- _Records to process_:
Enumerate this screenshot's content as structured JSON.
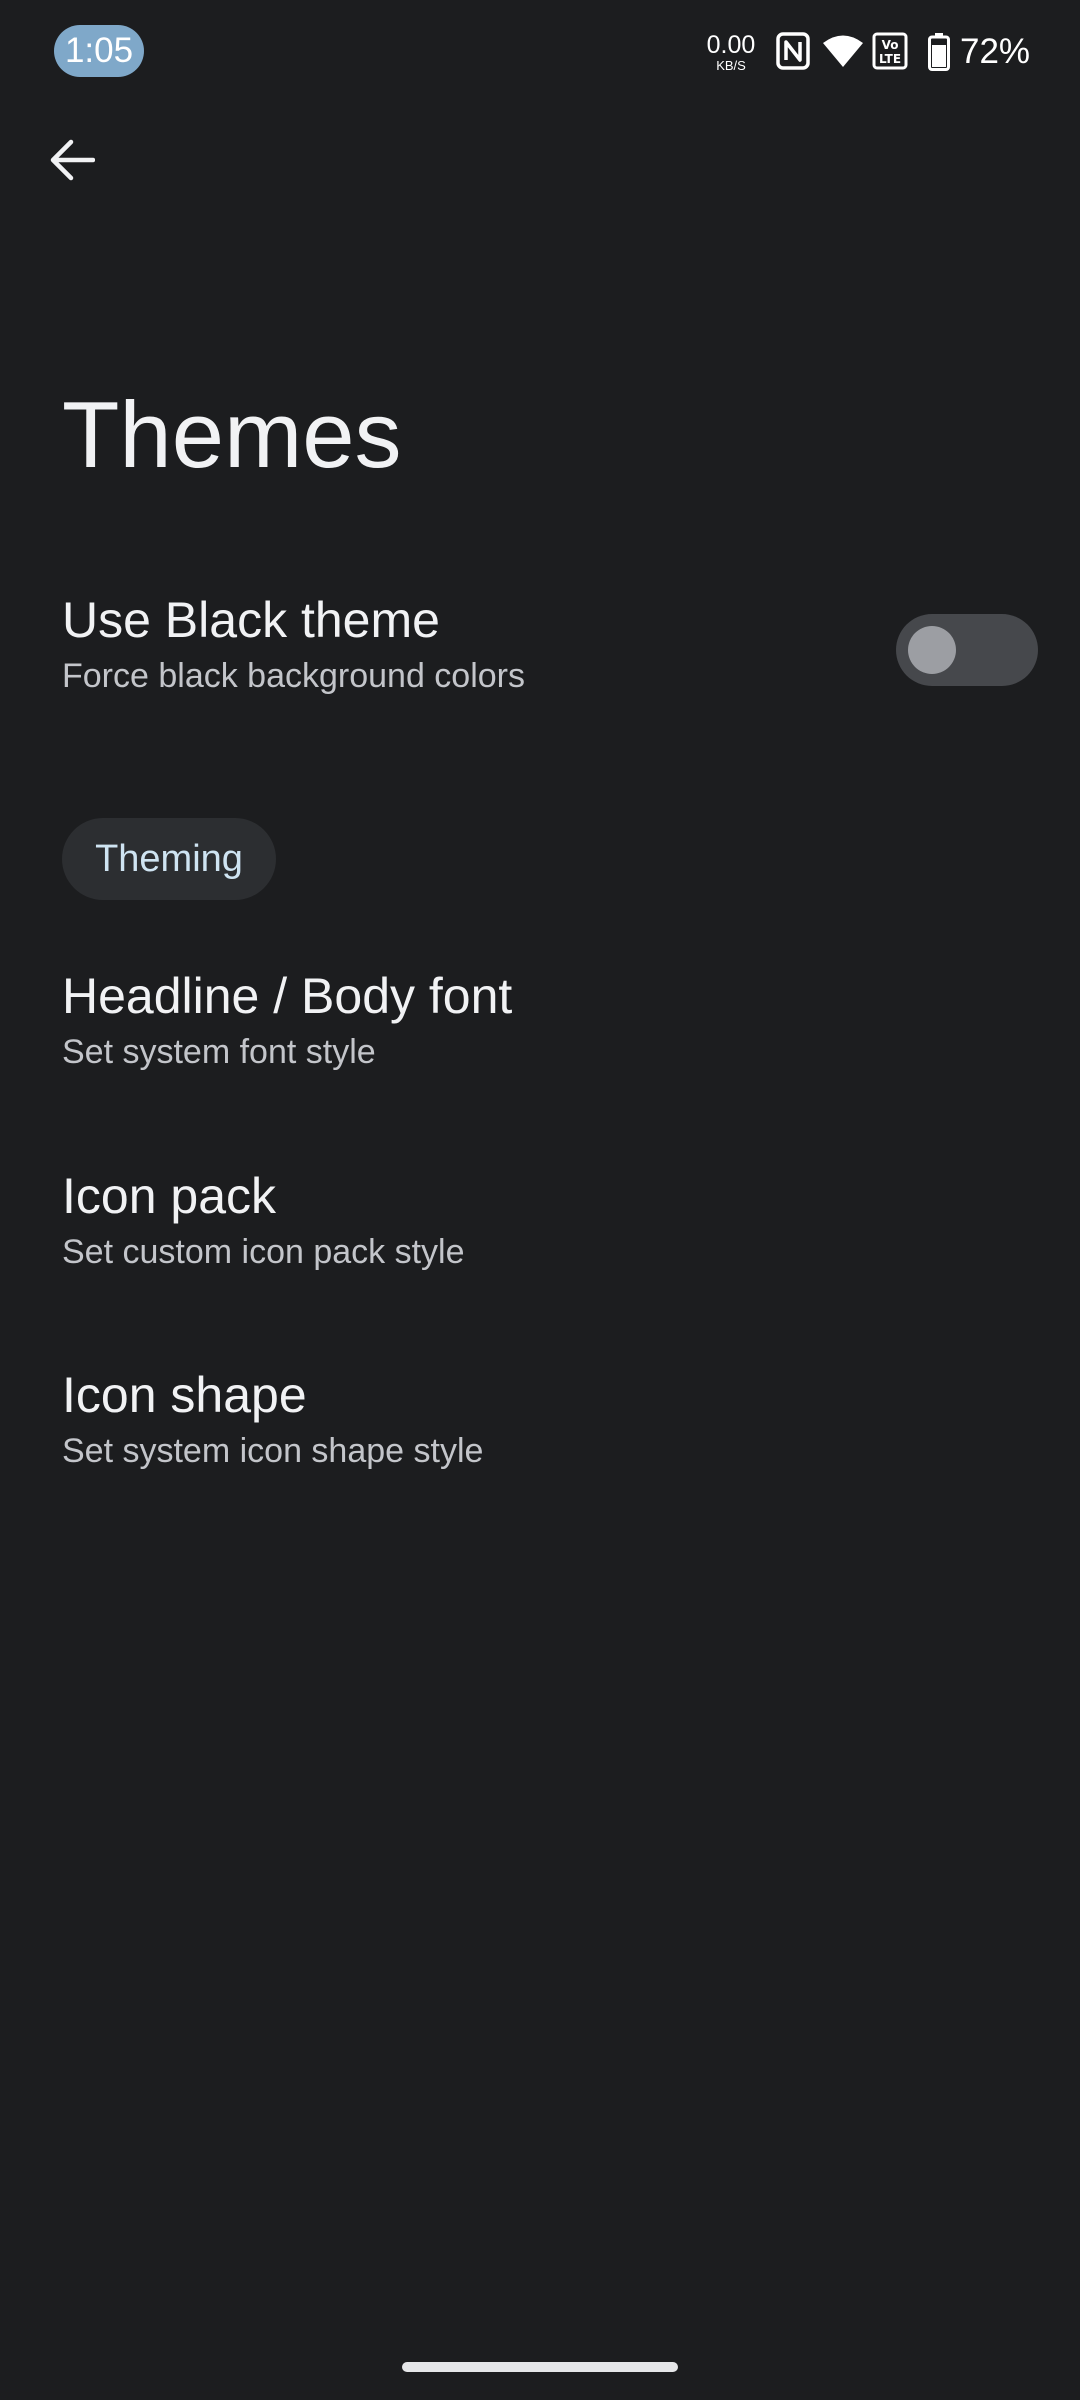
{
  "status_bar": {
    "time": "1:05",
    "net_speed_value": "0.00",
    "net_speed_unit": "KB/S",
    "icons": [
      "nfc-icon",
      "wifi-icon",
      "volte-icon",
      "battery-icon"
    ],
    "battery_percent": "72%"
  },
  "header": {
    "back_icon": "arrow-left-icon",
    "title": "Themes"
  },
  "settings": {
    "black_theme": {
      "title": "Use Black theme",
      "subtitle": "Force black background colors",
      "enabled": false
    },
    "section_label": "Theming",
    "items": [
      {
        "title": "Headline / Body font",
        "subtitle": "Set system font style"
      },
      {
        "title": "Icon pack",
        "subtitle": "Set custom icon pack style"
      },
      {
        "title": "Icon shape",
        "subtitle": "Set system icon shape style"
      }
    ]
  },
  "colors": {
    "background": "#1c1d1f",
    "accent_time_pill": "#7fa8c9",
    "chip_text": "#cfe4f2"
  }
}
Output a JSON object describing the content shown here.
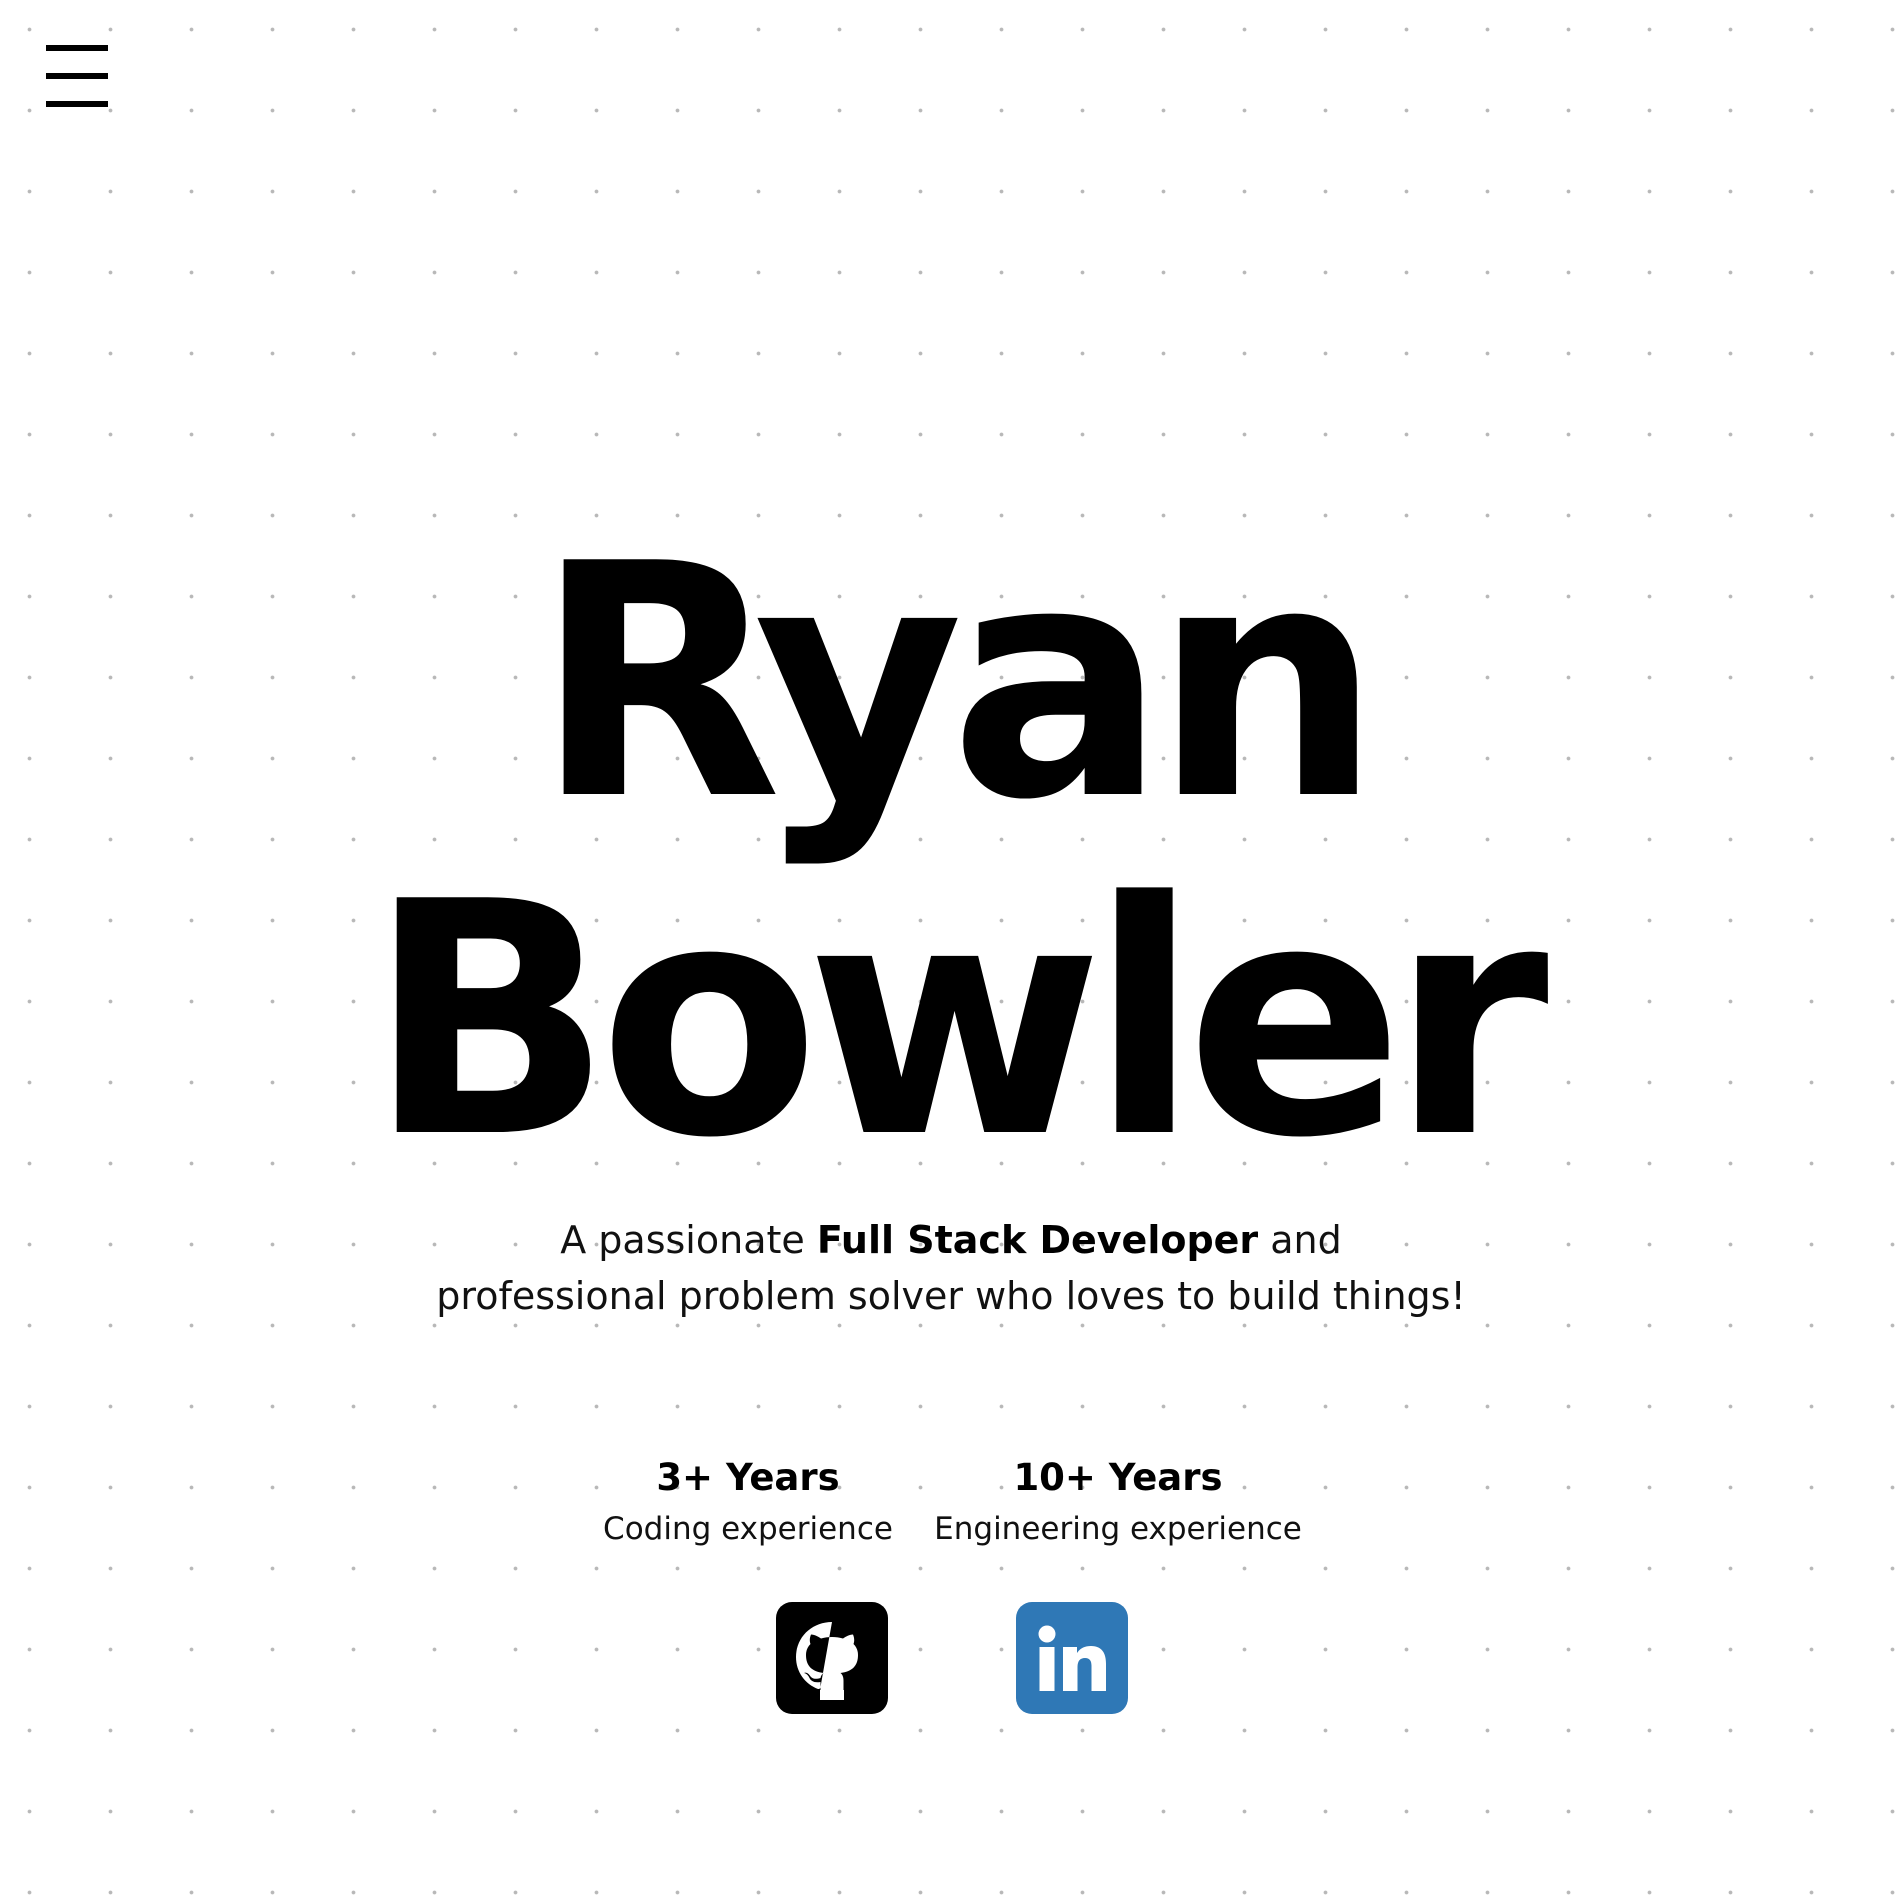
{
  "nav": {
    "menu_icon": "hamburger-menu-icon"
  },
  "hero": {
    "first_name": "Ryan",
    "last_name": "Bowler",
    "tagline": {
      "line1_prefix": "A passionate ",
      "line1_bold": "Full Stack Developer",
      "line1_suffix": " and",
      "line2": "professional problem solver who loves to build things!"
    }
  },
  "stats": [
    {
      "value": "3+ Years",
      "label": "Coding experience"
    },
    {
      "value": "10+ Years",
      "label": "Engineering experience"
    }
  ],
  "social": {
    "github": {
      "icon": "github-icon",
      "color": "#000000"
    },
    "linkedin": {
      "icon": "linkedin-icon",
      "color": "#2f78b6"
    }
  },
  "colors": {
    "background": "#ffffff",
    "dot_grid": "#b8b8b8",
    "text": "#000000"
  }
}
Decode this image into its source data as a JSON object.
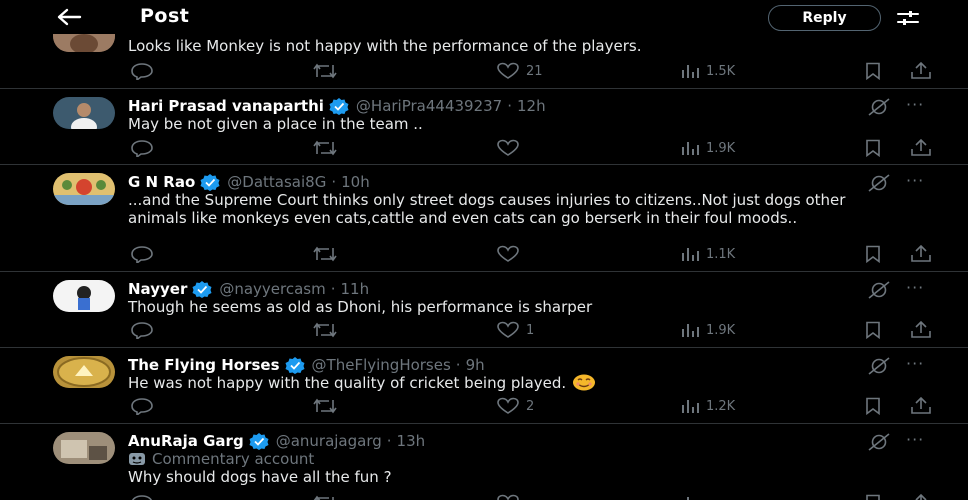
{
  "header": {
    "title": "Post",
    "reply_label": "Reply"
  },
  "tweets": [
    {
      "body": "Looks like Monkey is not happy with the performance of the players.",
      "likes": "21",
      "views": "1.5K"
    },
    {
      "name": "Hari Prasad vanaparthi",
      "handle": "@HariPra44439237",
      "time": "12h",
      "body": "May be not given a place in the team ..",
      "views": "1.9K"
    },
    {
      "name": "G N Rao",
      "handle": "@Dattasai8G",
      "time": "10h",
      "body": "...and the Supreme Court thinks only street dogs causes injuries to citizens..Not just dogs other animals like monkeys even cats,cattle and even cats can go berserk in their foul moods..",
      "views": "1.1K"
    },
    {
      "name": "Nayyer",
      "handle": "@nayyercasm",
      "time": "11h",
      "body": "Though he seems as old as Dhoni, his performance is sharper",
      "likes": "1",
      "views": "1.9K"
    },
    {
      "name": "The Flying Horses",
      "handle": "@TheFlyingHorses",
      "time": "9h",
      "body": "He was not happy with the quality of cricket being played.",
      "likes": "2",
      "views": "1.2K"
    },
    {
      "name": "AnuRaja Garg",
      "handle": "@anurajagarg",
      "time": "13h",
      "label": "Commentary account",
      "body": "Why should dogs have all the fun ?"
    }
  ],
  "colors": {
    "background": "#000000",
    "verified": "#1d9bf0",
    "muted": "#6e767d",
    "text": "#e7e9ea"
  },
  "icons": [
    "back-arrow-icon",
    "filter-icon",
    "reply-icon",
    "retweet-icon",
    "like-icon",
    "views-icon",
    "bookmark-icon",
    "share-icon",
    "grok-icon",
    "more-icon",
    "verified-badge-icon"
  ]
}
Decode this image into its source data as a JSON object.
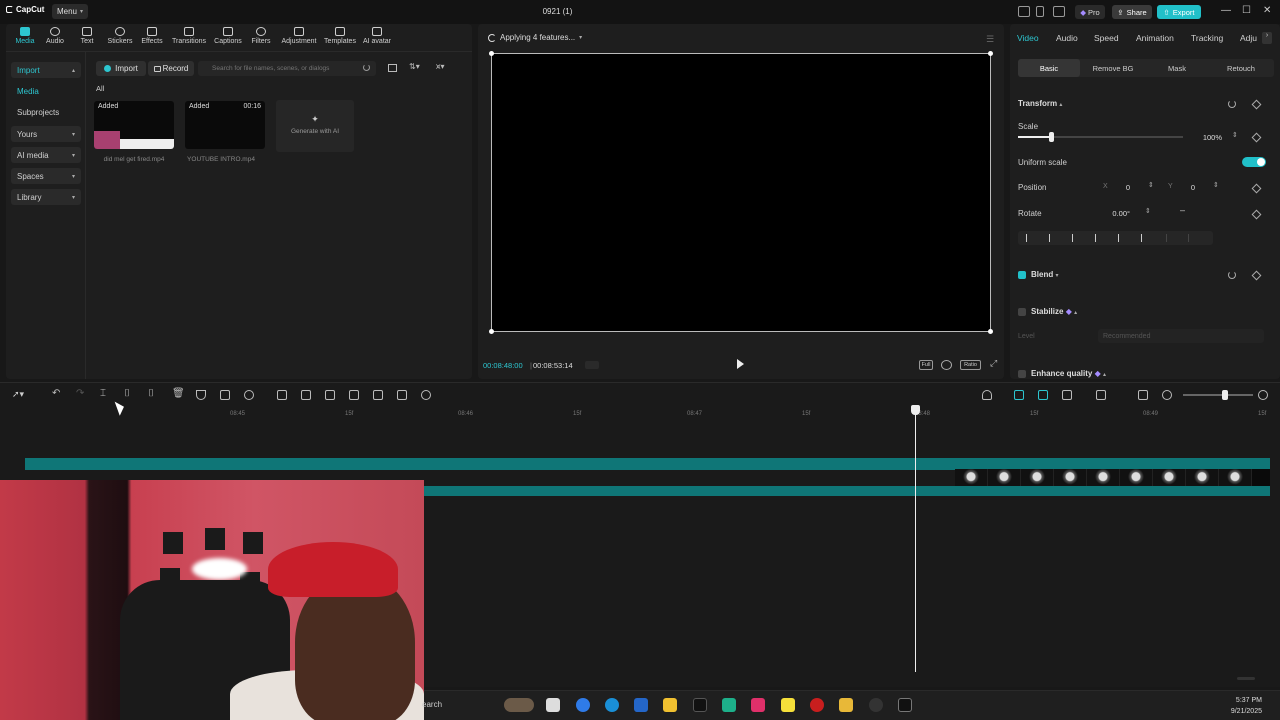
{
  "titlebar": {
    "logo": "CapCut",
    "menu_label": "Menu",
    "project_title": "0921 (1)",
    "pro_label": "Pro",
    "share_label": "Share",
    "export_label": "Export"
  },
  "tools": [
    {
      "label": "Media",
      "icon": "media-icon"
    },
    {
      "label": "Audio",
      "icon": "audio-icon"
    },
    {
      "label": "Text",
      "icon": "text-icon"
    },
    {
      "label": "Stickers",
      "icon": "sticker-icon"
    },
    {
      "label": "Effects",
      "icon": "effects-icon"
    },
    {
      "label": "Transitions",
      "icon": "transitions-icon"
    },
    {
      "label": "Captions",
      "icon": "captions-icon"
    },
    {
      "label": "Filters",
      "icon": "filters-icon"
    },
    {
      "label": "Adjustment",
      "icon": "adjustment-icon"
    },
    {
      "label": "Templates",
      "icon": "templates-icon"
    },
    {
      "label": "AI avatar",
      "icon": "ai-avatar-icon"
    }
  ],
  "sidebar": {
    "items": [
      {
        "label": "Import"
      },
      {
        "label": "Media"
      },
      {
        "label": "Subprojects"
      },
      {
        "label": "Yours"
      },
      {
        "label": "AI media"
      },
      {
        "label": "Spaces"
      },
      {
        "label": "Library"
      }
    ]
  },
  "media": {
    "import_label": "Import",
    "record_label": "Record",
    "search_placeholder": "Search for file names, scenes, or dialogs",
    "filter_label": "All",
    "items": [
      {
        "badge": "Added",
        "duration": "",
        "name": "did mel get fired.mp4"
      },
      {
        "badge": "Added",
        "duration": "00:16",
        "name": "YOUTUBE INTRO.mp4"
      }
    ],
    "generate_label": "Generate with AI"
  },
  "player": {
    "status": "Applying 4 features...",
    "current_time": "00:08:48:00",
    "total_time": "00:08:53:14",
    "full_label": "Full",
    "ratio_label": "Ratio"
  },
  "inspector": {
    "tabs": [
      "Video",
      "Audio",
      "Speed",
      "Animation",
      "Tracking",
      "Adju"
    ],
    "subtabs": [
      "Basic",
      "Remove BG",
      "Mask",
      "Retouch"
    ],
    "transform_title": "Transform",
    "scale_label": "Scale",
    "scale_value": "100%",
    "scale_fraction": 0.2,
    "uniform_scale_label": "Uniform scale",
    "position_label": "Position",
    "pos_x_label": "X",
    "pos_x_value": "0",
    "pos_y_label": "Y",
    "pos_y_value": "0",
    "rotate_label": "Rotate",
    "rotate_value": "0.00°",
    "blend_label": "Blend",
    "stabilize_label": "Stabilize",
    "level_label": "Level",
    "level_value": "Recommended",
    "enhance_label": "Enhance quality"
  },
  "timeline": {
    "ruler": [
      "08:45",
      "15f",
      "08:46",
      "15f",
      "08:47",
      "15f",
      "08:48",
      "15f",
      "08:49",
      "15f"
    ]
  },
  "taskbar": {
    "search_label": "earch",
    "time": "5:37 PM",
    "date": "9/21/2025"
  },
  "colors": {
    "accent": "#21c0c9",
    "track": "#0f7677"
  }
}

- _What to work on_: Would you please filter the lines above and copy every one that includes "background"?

- _Answer space_:
      "subtitle": "Force black background colors",
    "background": "#1c1d1f",
    "background": "#ffffff",
    "background": "#000000",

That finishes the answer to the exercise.